*Information*
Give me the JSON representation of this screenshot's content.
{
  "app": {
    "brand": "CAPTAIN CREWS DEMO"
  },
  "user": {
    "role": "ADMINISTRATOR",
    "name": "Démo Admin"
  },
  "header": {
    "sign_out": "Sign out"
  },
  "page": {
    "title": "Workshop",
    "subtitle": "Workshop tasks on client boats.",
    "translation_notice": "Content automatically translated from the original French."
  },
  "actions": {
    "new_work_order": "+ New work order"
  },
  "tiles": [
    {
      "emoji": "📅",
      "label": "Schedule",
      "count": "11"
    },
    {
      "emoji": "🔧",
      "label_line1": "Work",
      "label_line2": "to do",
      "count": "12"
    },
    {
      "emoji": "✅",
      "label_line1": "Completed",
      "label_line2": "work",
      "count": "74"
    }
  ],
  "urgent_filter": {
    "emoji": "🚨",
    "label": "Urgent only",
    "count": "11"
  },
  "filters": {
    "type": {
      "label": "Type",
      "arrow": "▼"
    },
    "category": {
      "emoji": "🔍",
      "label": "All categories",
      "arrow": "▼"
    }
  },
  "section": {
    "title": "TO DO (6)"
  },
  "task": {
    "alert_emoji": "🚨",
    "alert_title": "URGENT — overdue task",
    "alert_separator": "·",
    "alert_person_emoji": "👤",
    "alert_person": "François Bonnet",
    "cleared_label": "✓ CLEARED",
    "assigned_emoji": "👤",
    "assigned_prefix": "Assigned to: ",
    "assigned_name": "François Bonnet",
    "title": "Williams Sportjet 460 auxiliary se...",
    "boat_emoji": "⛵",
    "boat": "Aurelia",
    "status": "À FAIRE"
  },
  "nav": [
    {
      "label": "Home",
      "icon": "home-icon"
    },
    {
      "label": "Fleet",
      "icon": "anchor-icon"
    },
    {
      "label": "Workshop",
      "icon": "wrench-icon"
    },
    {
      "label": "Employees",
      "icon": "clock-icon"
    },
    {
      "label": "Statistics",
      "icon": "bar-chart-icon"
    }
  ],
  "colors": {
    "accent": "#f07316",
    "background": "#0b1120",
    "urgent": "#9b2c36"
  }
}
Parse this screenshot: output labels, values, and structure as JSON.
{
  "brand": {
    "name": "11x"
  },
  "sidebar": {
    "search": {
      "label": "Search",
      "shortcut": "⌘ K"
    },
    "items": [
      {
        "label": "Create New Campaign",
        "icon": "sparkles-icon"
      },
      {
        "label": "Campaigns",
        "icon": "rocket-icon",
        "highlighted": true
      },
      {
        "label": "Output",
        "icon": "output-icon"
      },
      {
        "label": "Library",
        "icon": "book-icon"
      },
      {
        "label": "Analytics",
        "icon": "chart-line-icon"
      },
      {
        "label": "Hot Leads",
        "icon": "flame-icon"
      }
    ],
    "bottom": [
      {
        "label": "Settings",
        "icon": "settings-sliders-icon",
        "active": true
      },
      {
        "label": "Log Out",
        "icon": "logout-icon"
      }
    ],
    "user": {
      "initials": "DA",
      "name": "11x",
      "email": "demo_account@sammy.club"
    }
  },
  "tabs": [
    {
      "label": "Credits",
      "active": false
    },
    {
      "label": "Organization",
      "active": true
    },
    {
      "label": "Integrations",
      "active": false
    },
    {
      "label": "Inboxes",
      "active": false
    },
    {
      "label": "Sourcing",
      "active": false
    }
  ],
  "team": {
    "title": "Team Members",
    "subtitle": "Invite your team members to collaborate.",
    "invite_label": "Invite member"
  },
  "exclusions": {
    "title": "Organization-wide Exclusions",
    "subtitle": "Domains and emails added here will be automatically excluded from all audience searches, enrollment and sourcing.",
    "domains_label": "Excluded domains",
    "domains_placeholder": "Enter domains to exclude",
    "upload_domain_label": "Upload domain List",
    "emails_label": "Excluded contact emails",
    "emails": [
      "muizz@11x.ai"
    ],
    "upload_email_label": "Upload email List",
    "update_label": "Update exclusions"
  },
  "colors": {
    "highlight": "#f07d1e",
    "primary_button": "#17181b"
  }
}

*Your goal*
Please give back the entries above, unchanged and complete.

*Response*
Give me the JSON representation of this screenshot's content.
{
  "app": {
    "brand": "CAPTAIN CREWS DEMO"
  },
  "user": {
    "role": "ADMINISTRATOR",
    "name": "Démo Admin"
  },
  "header": {
    "sign_out": "Sign out"
  },
  "page": {
    "title": "Workshop",
    "subtitle": "Workshop tasks on client boats.",
    "translation_notice": "Content automatically translated from the original French."
  },
  "actions": {
    "new_work_order": "+ New work order"
  },
  "tiles": [
    {
      "emoji": "📅",
      "label": "Schedule",
      "count": "11"
    },
    {
      "emoji": "🔧",
      "label_line1": "Work",
      "label_line2": "to do",
      "count": "12"
    },
    {
      "emoji": "✅",
      "label_line1": "Completed",
      "label_line2": "work",
      "count": "74"
    }
  ],
  "urgent_filter": {
    "emoji": "🚨",
    "label": "Urgent only",
    "count": "11"
  },
  "filters": {
    "type": {
      "label": "Type",
      "arrow": "▼"
    },
    "category": {
      "emoji": "🔍",
      "label": "All categories",
      "arrow": "▼"
    }
  },
  "section": {
    "title": "TO DO (6)"
  },
  "task": {
    "alert_emoji": "🚨",
    "alert_title": "URGENT — overdue task",
    "alert_separator": "·",
    "alert_person_emoji": "👤",
    "alert_person": "François Bonnet",
    "cleared_label": "✓ CLEARED",
    "assigned_emoji": "👤",
    "assigned_prefix": "Assigned to: ",
    "assigned_name": "François Bonnet",
    "title": "Williams Sportjet 460 auxiliary se...",
    "boat_emoji": "⛵",
    "boat": "Aurelia",
    "status": "À FAIRE"
  },
  "nav": [
    {
      "label": "Home",
      "icon": "home-icon"
    },
    {
      "label": "Fleet",
      "icon": "anchor-icon"
    },
    {
      "label": "Workshop",
      "icon": "wrench-icon"
    },
    {
      "label": "Employees",
      "icon": "clock-icon"
    },
    {
      "label": "Statistics",
      "icon": "bar-chart-icon"
    }
  ],
  "colors": {
    "accent": "#f07316",
    "background": "#0b1120",
    "urgent": "#9b2c36"
  }
}
Parse this screenshot: output labels, values, and structure as JSON.
{
  "brand": {
    "name": "11x"
  },
  "sidebar": {
    "search": {
      "label": "Search",
      "shortcut": "⌘ K"
    },
    "items": [
      {
        "label": "Create New Campaign",
        "icon": "sparkles-icon"
      },
      {
        "label": "Campaigns",
        "icon": "rocket-icon",
        "highlighted": true
      },
      {
        "label": "Output",
        "icon": "output-icon"
      },
      {
        "label": "Library",
        "icon": "book-icon"
      },
      {
        "label": "Analytics",
        "icon": "chart-line-icon"
      },
      {
        "label": "Hot Leads",
        "icon": "flame-icon"
      }
    ],
    "bottom": [
      {
        "label": "Settings",
        "icon": "settings-sliders-icon",
        "active": true
      },
      {
        "label": "Log Out",
        "icon": "logout-icon"
      }
    ],
    "user": {
      "initials": "DA",
      "name": "11x",
      "email": "demo_account@sammy.club"
    }
  },
  "tabs": [
    {
      "label": "Credits",
      "active": false
    },
    {
      "label": "Organization",
      "active": true
    },
    {
      "label": "Integrations",
      "active": false
    },
    {
      "label": "Inboxes",
      "active": false
    },
    {
      "label": "Sourcing",
      "active": false
    }
  ],
  "team": {
    "title": "Team Members",
    "subtitle": "Invite your team members to collaborate.",
    "invite_label": "Invite member"
  },
  "exclusions": {
    "title": "Organization-wide Exclusions",
    "subtitle": "Domains and emails added here will be automatically excluded from all audience searches, enrollment and sourcing.",
    "domains_label": "Excluded domains",
    "domains_placeholder": "Enter domains to exclude",
    "upload_domain_label": "Upload domain List",
    "emails_label": "Excluded contact emails",
    "emails": [
      "muizz@11x.ai"
    ],
    "upload_email_label": "Upload email List",
    "update_label": "Update exclusions"
  },
  "colors": {
    "highlight": "#f07d1e",
    "primary_button": "#17181b"
  }
}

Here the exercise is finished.